## Exercise prompt
After counting the lines below that contain "JSON", reply with that number alone.

App and web page records:
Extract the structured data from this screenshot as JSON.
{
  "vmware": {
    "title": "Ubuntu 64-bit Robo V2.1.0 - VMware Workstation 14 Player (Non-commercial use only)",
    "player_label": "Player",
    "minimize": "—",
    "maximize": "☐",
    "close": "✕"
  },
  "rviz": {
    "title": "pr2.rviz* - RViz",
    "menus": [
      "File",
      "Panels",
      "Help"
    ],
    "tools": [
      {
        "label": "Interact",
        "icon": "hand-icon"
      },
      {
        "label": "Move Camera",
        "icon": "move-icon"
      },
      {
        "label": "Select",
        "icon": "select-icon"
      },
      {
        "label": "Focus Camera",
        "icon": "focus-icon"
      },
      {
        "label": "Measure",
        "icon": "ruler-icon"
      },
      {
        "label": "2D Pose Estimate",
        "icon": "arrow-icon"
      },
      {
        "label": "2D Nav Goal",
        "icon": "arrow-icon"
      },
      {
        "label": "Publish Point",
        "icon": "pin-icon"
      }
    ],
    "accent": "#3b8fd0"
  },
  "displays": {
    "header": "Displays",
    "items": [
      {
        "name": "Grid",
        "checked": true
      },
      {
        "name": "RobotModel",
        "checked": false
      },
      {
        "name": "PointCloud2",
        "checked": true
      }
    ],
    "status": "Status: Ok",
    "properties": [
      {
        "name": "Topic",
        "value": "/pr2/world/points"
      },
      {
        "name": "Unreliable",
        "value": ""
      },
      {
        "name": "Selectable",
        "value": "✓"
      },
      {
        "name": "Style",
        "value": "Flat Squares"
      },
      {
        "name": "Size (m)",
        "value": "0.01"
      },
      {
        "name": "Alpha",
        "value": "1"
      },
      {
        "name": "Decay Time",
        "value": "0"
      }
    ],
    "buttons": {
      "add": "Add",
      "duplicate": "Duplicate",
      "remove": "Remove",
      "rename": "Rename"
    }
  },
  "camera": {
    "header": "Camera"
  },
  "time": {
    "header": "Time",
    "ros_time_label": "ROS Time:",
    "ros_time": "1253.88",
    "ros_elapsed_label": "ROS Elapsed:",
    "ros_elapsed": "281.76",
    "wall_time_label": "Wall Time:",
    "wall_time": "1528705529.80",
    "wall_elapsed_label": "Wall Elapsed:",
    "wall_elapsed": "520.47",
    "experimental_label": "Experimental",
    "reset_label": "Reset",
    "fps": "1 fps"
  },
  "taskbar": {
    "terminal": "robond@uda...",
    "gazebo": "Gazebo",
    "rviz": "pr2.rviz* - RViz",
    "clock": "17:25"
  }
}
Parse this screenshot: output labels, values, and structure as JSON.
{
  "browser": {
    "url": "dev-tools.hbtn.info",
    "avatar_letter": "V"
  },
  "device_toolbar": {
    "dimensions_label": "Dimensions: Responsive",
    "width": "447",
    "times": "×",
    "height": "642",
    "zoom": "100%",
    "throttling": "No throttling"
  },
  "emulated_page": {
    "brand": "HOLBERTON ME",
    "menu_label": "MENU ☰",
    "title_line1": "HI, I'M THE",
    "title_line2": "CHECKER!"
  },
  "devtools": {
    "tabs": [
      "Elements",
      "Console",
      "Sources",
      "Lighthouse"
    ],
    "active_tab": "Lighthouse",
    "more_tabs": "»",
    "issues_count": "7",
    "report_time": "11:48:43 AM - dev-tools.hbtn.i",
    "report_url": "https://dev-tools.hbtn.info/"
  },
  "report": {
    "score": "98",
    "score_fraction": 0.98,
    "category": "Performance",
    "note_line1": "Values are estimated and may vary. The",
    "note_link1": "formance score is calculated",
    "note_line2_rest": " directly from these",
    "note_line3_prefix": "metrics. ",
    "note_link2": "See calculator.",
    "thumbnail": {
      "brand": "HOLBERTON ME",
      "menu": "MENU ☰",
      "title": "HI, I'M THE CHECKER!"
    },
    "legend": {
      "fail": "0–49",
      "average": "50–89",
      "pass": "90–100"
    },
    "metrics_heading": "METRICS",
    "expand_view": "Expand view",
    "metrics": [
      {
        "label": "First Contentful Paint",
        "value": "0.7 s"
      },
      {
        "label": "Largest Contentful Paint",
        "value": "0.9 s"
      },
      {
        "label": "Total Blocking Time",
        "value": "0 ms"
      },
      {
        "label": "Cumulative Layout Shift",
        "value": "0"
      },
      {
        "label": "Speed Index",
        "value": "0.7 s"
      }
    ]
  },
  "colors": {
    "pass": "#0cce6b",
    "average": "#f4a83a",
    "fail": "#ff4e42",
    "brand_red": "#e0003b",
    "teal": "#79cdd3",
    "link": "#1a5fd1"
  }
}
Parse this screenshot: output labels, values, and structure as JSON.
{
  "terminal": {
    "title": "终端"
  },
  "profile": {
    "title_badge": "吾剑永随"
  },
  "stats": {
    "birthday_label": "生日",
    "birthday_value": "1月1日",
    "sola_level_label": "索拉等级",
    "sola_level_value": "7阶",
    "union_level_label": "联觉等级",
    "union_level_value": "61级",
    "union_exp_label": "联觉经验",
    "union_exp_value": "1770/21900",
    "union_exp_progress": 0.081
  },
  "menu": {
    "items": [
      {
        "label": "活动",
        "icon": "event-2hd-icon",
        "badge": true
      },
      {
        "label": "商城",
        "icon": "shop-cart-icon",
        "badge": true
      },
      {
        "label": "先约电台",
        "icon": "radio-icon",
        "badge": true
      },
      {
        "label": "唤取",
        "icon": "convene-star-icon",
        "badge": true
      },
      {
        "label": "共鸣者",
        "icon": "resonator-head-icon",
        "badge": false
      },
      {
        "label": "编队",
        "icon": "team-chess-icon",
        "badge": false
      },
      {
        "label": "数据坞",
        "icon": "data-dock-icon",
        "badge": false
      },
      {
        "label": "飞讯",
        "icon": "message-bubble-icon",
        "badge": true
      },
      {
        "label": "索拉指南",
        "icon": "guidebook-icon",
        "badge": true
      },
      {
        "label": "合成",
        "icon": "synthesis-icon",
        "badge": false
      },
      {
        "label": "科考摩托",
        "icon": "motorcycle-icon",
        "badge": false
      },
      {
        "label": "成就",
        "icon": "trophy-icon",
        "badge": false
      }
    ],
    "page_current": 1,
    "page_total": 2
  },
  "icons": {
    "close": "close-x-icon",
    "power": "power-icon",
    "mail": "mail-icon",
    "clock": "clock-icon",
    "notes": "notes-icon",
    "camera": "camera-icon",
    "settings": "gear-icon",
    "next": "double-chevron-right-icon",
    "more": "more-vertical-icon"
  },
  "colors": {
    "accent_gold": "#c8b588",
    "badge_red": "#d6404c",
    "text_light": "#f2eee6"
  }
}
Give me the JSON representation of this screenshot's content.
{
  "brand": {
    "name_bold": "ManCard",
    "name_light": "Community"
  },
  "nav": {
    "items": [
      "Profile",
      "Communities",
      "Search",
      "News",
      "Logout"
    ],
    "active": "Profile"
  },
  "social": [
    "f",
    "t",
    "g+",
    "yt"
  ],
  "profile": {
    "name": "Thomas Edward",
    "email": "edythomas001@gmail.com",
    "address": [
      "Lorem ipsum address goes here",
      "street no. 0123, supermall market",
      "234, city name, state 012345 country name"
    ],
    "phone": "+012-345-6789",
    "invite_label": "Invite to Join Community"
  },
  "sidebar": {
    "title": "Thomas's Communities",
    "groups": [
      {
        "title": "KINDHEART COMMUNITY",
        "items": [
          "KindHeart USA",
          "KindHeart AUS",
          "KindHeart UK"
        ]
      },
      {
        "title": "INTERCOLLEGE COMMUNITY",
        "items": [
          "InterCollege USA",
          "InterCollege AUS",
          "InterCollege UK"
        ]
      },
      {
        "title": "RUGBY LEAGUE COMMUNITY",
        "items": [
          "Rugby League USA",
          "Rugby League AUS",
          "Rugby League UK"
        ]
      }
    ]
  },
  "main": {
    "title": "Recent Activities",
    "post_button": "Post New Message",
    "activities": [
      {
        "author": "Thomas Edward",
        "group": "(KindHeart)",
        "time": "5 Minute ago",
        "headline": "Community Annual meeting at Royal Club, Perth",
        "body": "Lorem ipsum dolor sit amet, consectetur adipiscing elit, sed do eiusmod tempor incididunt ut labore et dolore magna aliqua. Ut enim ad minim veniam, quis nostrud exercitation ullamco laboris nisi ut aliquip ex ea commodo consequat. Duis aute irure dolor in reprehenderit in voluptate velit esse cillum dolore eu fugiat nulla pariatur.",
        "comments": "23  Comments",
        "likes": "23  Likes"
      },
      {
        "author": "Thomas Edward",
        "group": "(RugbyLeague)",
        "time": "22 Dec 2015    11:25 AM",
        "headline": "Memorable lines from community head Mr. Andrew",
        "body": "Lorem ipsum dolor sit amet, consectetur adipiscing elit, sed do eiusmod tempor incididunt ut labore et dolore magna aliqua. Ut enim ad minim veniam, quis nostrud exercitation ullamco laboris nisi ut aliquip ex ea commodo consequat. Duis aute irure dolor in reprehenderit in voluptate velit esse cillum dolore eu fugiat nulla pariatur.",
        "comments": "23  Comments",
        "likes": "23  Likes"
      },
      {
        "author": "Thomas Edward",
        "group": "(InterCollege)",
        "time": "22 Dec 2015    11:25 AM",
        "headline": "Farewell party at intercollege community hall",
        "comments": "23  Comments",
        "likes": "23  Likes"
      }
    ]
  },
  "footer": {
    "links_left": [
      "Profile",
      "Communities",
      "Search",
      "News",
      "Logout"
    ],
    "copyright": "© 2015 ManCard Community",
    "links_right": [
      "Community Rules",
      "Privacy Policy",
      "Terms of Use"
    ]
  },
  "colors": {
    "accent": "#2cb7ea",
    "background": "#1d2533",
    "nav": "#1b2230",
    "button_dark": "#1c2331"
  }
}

## Solution for this exercise
4